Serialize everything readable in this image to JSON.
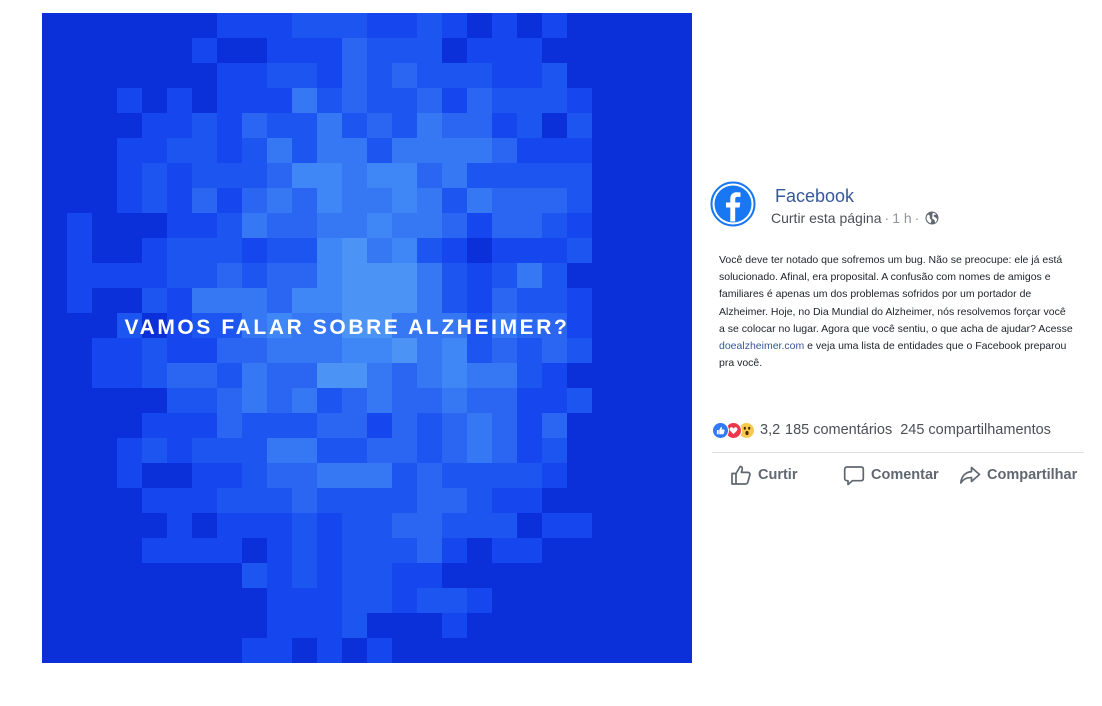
{
  "image": {
    "headline": "VAMOS FALAR SOBRE ALZHEIMER?",
    "palette": [
      "#0b2fd9",
      "#1646ee",
      "#1d55f0",
      "#2a66f2",
      "#3678f4",
      "#3f86f6",
      "#4c93f6"
    ]
  },
  "post": {
    "page_name": "Facebook",
    "like_page_label": "Curtir esta página",
    "separator": "·",
    "time": "1 h",
    "audience_icon": "globe-icon",
    "text_before_link": "Você deve ter notado que sofremos um bug. Não se preocupe: ele já está solucionado. Afinal, era proposital. A confusão com nomes de amigos e familiares é apenas um dos problemas sofridos por um portador de Alzheimer. Hoje, no Dia Mundial do Alzheimer, nós resolvemos forçar você a se colocar no lugar. Agora que você sentiu, o que acha de ajudar? Acesse ",
    "link_text": "doealzheimer.com",
    "text_after_link": " e veja uma lista de entidades que o Facebook preparou pra você.",
    "reactions": {
      "icons": [
        "like-icon",
        "love-icon",
        "wow-icon"
      ],
      "count": "3,2",
      "comments": "185 comentários",
      "shares": "245 compartilhamentos"
    },
    "actions": {
      "like": "Curtir",
      "comment": "Comentar",
      "share": "Compartilhar"
    }
  },
  "colors": {
    "link": "#385898",
    "page_name": "#365899",
    "brand_blue": "#1877f2"
  }
}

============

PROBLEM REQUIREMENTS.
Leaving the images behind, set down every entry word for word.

SOLUTION TO THIS EXERCISE.
Serialize everything readable in this image to JSON.
{
  "image": {
    "headline": "VAMOS FALAR SOBRE ALZHEIMER?",
    "palette": [
      "#0b2fd9",
      "#1646ee",
      "#1d55f0",
      "#2a66f2",
      "#3678f4",
      "#3f86f6",
      "#4c93f6"
    ]
  },
  "post": {
    "page_name": "Facebook",
    "like_page_label": "Curtir esta página",
    "separator": "·",
    "time": "1 h",
    "audience_icon": "globe-icon",
    "text_before_link": "Você deve ter notado que sofremos um bug. Não se preocupe: ele já está solucionado. Afinal, era proposital. A confusão com nomes de amigos e familiares é apenas um dos problemas sofridos por um portador de Alzheimer. Hoje, no Dia Mundial do Alzheimer, nós resolvemos forçar você a se colocar no lugar. Agora que você sentiu, o que acha de ajudar? Acesse ",
    "link_text": "doealzheimer.com",
    "text_after_link": " e veja uma lista de entidades que o Facebook preparou pra você.",
    "reactions": {
      "icons": [
        "like-icon",
        "love-icon",
        "wow-icon"
      ],
      "count": "3,2",
      "comments": "185 comentários",
      "shares": "245 compartilhamentos"
    },
    "actions": {
      "like": "Curtir",
      "comment": "Comentar",
      "share": "Compartilhar"
    }
  },
  "colors": {
    "link": "#385898",
    "page_name": "#365899",
    "brand_blue": "#1877f2"
  }
}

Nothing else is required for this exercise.